Great Ideas from Virginia to Make Voting Easy

Updated: Feb 20, 2020

Virginia is leading the way to get fair voting practices in place in their state. This is a great summary of the actions and the impact of the changes.


Democrats in Virginia, who won control of state government last year for the first time in a quarter century, have now used their new majorities to advance a slew of bills to expand voting access and reform how elections work. Below, we'll detail each of these reforms, which include:

Same-day voter registration;Automatic voter registration;No-excuse absentee voting and prepaid postage on mail ballots;Protections for minority voting rights modeled after the Voting Rights Act;Redistricting reform;Loosening the state's voter ID requirement;Joining the National Popular Vote Interstate Compact;An Election Day holiday;Extending polling hours on Election Day;Letting localities adopt instant-runoff voting for local elections; andRequiring hand-filled paper ballots or machines that print paper ballots.

One major focus of Virginia Democrats' reforms has been making it easier to vote, and to that end, the changes to registration would be among the most consequential. The state House passed a bill that would let voters register on the same day they cast a ballot, including on Election Day, starting in 2022. Democrats in both chambers also passed bills to automatically register voters who conduct business with the state Department of Motor Vehicles, unless they opt out.

Additionally, Democrats in the House and Senate passed bills to remove the excuse requirement to vote an absentee ballot either by mail or in-person, which could make it much easier to vote before Election Day since Virginia still does not offer early voting.

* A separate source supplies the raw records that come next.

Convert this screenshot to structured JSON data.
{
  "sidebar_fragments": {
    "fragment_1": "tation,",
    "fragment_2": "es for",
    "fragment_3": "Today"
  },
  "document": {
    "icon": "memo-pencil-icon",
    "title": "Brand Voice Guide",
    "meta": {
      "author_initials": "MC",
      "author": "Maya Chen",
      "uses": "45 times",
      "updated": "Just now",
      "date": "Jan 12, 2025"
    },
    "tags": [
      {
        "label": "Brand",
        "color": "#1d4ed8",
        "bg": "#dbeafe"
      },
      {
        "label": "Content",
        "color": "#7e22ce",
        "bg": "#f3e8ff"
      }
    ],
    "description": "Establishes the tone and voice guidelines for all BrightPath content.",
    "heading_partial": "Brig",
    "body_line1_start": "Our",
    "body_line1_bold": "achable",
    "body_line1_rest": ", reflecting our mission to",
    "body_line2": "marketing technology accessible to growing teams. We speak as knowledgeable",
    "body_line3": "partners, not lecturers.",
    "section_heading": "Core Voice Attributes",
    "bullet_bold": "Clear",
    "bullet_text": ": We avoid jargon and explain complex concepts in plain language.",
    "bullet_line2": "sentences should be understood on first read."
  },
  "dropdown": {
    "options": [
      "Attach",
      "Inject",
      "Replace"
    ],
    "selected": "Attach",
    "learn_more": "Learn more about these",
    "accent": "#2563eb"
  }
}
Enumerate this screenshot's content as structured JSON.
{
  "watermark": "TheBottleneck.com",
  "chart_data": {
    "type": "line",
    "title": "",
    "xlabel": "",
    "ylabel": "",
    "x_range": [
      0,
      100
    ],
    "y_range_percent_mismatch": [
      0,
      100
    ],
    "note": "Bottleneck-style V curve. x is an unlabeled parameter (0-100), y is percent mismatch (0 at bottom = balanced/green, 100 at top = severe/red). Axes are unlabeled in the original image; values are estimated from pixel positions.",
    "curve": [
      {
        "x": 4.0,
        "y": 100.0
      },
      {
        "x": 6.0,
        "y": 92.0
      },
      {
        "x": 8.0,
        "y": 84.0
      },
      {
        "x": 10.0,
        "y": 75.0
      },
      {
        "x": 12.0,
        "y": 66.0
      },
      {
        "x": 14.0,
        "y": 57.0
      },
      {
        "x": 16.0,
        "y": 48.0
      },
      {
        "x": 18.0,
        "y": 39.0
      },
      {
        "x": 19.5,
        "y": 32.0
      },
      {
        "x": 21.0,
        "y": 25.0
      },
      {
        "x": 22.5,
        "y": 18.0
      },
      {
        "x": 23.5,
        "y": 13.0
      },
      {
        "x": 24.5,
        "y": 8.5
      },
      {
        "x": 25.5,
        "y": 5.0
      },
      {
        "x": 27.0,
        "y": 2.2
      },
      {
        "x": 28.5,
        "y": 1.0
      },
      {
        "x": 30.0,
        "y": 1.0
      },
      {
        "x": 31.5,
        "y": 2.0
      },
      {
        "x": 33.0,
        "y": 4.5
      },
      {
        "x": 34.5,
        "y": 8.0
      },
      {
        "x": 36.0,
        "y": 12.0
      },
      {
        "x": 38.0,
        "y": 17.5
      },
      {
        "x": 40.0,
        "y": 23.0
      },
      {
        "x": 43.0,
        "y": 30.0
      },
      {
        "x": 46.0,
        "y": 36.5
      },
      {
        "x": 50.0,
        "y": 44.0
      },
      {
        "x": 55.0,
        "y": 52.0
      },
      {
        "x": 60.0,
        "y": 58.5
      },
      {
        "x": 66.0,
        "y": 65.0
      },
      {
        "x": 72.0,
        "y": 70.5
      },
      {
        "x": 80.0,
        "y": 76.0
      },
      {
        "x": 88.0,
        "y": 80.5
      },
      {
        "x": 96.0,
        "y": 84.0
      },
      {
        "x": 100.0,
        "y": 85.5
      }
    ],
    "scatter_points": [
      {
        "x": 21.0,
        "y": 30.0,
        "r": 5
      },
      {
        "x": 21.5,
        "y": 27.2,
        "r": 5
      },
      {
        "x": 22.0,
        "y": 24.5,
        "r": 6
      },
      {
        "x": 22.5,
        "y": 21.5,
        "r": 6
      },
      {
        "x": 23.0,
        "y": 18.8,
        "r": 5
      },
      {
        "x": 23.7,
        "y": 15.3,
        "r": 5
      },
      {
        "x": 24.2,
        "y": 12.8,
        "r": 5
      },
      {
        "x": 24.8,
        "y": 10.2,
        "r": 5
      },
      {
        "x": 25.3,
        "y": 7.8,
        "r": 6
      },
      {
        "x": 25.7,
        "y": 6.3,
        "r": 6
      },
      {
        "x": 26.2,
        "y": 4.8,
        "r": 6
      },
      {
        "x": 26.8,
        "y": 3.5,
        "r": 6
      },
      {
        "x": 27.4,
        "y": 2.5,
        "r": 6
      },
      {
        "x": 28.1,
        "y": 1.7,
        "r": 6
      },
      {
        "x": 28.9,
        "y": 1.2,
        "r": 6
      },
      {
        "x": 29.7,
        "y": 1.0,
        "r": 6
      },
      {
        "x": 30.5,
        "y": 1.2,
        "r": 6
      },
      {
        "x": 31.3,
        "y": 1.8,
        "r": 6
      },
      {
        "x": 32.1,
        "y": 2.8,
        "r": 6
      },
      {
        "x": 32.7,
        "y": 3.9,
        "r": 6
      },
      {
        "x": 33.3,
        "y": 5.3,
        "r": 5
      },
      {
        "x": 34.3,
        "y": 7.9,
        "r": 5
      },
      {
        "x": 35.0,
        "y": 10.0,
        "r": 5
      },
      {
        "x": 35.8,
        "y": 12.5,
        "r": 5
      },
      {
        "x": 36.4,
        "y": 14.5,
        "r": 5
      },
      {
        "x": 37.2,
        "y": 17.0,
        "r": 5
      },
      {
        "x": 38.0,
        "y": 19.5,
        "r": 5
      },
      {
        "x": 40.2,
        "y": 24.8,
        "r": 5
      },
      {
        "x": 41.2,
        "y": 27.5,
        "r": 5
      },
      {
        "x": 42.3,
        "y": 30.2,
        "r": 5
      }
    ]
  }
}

Relatedly, House Democrats passed a bill that would have the state prepay the cost of postage on mail ballots, which would make voting even more convenient by saving voters a trip to the post office. Lastly on the absentee ballot front, the state House unanimously passed a bill requiring officials to count absentee ballots that arrive up until noon three days after Election Day so long as they are postmarked by Election Day.

For those voting on Election Day itself, the state House passed a bill to extend the state's poll closing time from 7 PM local time to 8 PM. Democrats also passed bills in both chambers to replace a holiday honoring Confederate generals with one making Election Day a state holiday. While this Election Day holiday is intended to increase voting access, it could have the unintended consequence of making voting harder for certain groups or creating economic burdens unrelated to voting.

House Democrats and a few Republicans also passed a bill to create a state-level equivalent of the Voting Rights Act. The legislation would impose a requirement that all localities in the state "preclear" any proposed changes to election rules or procedures with either the state attorney general (currently Democrat Mark Herring) or with the state Court of Appeals to ensure that they do not discriminate against any racial, ethnic, or language minority. Before it was gutted in an infamous 2013 Supreme Court ruling, the federal Voting Rights Act imposed preclearance requirements on a swath of states and localities with a history of discriminatory voting laws, including Virginia.

Democrats also turned their attention to rolling back voting restrictions that Republicans had enacted over the last last decade by replacing the GOP's requirement that voters present a photo ID to vote. Instead, both chambers passed bills to allow non-photo IDs, such as a bank statement or utility bill, and if voters lack such an ID, they can sign a sworn statement attesting to their identity under penalty of felony. House Democrats also passed another measure allowing certain out-of-state college IDs to count for the voter ID requirement so long as they contain a photo. All in-state IDs would be valid.